Dataset rows describing interfaces
..............................

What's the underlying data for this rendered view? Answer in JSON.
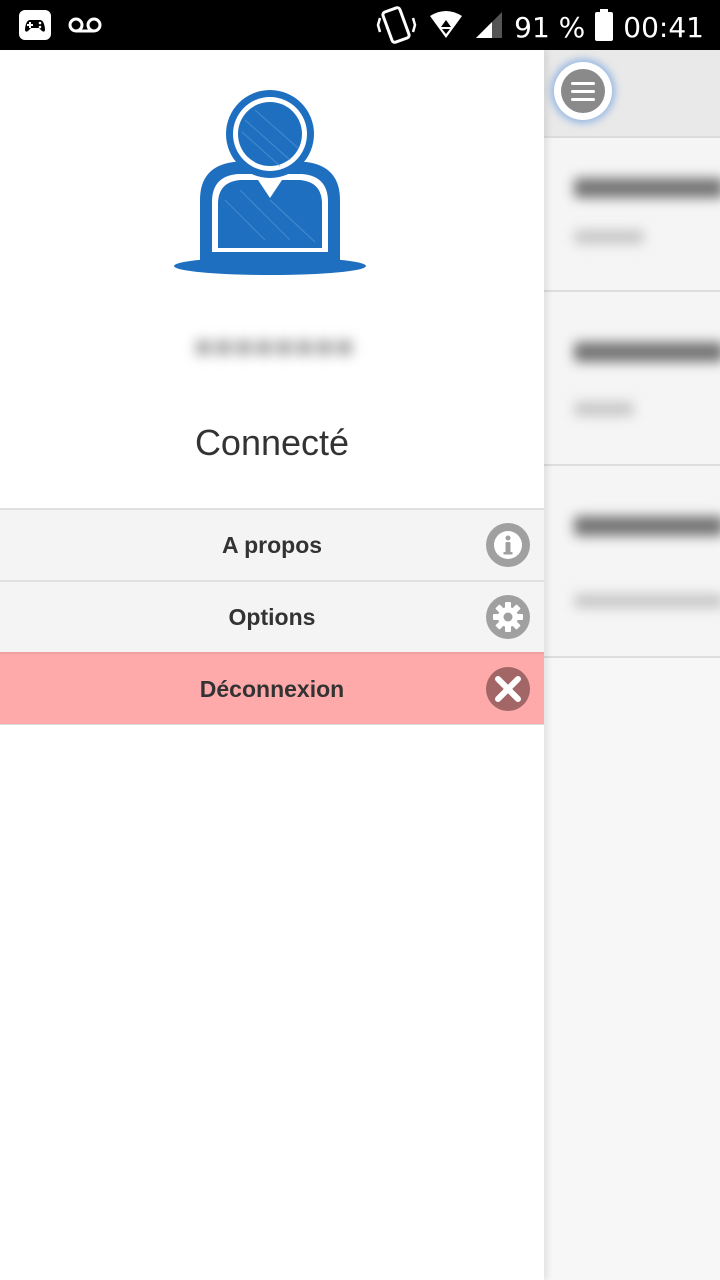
{
  "status_bar": {
    "battery_percent": "91 %",
    "time": "00:41",
    "icons": [
      "game-controller-icon",
      "voicemail-icon",
      "vibrate-icon",
      "wifi-icon",
      "signal-icon",
      "battery-icon"
    ]
  },
  "drawer": {
    "connection_status": "Connecté",
    "menu": [
      {
        "label": "A propos",
        "icon": "info-icon"
      },
      {
        "label": "Options",
        "icon": "gear-icon"
      },
      {
        "label": "Déconnexion",
        "icon": "close-icon"
      }
    ]
  },
  "colors": {
    "accent_blue": "#1e6fc0",
    "danger_bg": "#ffaaaa",
    "icon_gray": "#a0a0a0"
  }
}
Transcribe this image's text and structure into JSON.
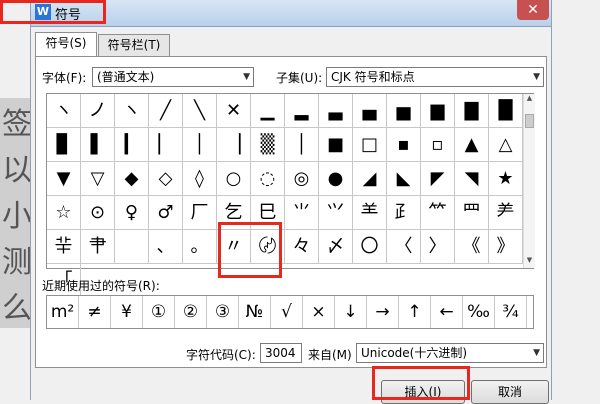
{
  "window": {
    "title": "符号",
    "app_icon_glyph": "W",
    "close_glyph": "✕"
  },
  "tabs": [
    {
      "label": "符号(S)"
    },
    {
      "label": "符号栏(T)"
    }
  ],
  "font": {
    "label": "字体(F):",
    "value": "(普通文本)"
  },
  "subset": {
    "label": "子集(U):",
    "value": "CJK 符号和标点"
  },
  "symbols": [
    "ヽ",
    "ノ",
    "ヽ",
    "╱",
    "╲",
    "✕",
    "▁",
    "▂",
    "▃",
    "▄",
    "▅",
    "▆",
    "▇",
    "█",
    "▊",
    "▌",
    "▎",
    "▏",
    "│",
    "▕",
    "▒",
    "│",
    "■",
    "□",
    "▪",
    "▫",
    "▲",
    "△",
    "▼",
    "▽",
    "◆",
    "◇",
    "◊",
    "○",
    "◌",
    "◎",
    "●",
    "◢",
    "◣",
    "◤",
    "◥",
    "★",
    "☆",
    "⊙",
    "♀",
    "♂",
    "厂",
    "乞",
    "巳",
    "⺌",
    "⺍",
    "⺷",
    "⺪",
    "⺮",
    "⺲",
    "⺶",
    "⺸",
    "⺺",
    "",
    "、",
    "。",
    "〃",
    "〄",
    "々",
    "〆",
    "〇",
    "〈",
    "〉",
    "《",
    "》",
    "「"
  ],
  "recent": {
    "label": "近期使用过的符号(R):",
    "items": [
      "m²",
      "≠",
      "¥",
      "①",
      "②",
      "③",
      "№",
      "√",
      "×",
      "↓",
      "→",
      "↑",
      "←",
      "‰",
      "¾"
    ]
  },
  "char_code": {
    "label": "字符代码(C):",
    "value": "3004"
  },
  "from": {
    "label": "来自(M)",
    "value": "Unicode(十六进制)"
  },
  "buttons": {
    "insert": "插入(I)",
    "cancel": "取消"
  },
  "background_doc": [
    "签",
    "以",
    "小",
    "测",
    "么"
  ],
  "accent": {
    "highlight": "#e8281e"
  }
}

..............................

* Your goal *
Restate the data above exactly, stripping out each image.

* Answer space *
What's the underlying data for this rendered view? Answer in JSON.
{
  "status_bar": {
    "battery_percent": "91 %",
    "time": "00:41",
    "icons": [
      "game-controller-icon",
      "voicemail-icon",
      "vibrate-icon",
      "wifi-icon",
      "signal-icon",
      "battery-icon"
    ]
  },
  "drawer": {
    "connection_status": "Connecté",
    "menu": [
      {
        "label": "A propos",
        "icon": "info-icon"
      },
      {
        "label": "Options",
        "icon": "gear-icon"
      },
      {
        "label": "Déconnexion",
        "icon": "close-icon"
      }
    ]
  },
  "colors": {
    "accent_blue": "#1e6fc0",
    "danger_bg": "#ffaaaa",
    "icon_gray": "#a0a0a0"
  }
}
Transcribe this image's text and structure into JSON.
{
  "window": {
    "title": "符号",
    "app_icon_glyph": "W",
    "close_glyph": "✕"
  },
  "tabs": [
    {
      "label": "符号(S)"
    },
    {
      "label": "符号栏(T)"
    }
  ],
  "font": {
    "label": "字体(F):",
    "value": "(普通文本)"
  },
  "subset": {
    "label": "子集(U):",
    "value": "CJK 符号和标点"
  },
  "symbols": [
    "ヽ",
    "ノ",
    "ヽ",
    "╱",
    "╲",
    "✕",
    "▁",
    "▂",
    "▃",
    "▄",
    "▅",
    "▆",
    "▇",
    "█",
    "▊",
    "▌",
    "▎",
    "▏",
    "│",
    "▕",
    "▒",
    "│",
    "■",
    "□",
    "▪",
    "▫",
    "▲",
    "△",
    "▼",
    "▽",
    "◆",
    "◇",
    "◊",
    "○",
    "◌",
    "◎",
    "●",
    "◢",
    "◣",
    "◤",
    "◥",
    "★",
    "☆",
    "⊙",
    "♀",
    "♂",
    "厂",
    "乞",
    "巳",
    "⺌",
    "⺍",
    "⺷",
    "⺪",
    "⺮",
    "⺲",
    "⺶",
    "⺸",
    "⺺",
    "",
    "、",
    "。",
    "〃",
    "〄",
    "々",
    "〆",
    "〇",
    "〈",
    "〉",
    "《",
    "》",
    "「"
  ],
  "recent": {
    "label": "近期使用过的符号(R):",
    "items": [
      "m²",
      "≠",
      "¥",
      "①",
      "②",
      "③",
      "№",
      "√",
      "×",
      "↓",
      "→",
      "↑",
      "←",
      "‰",
      "¾"
    ]
  },
  "char_code": {
    "label": "字符代码(C):",
    "value": "3004"
  },
  "from": {
    "label": "来自(M)",
    "value": "Unicode(十六进制)"
  },
  "buttons": {
    "insert": "插入(I)",
    "cancel": "取消"
  },
  "background_doc": [
    "签",
    "以",
    "小",
    "测",
    "么"
  ],
  "accent": {
    "highlight": "#e8281e"
  }
}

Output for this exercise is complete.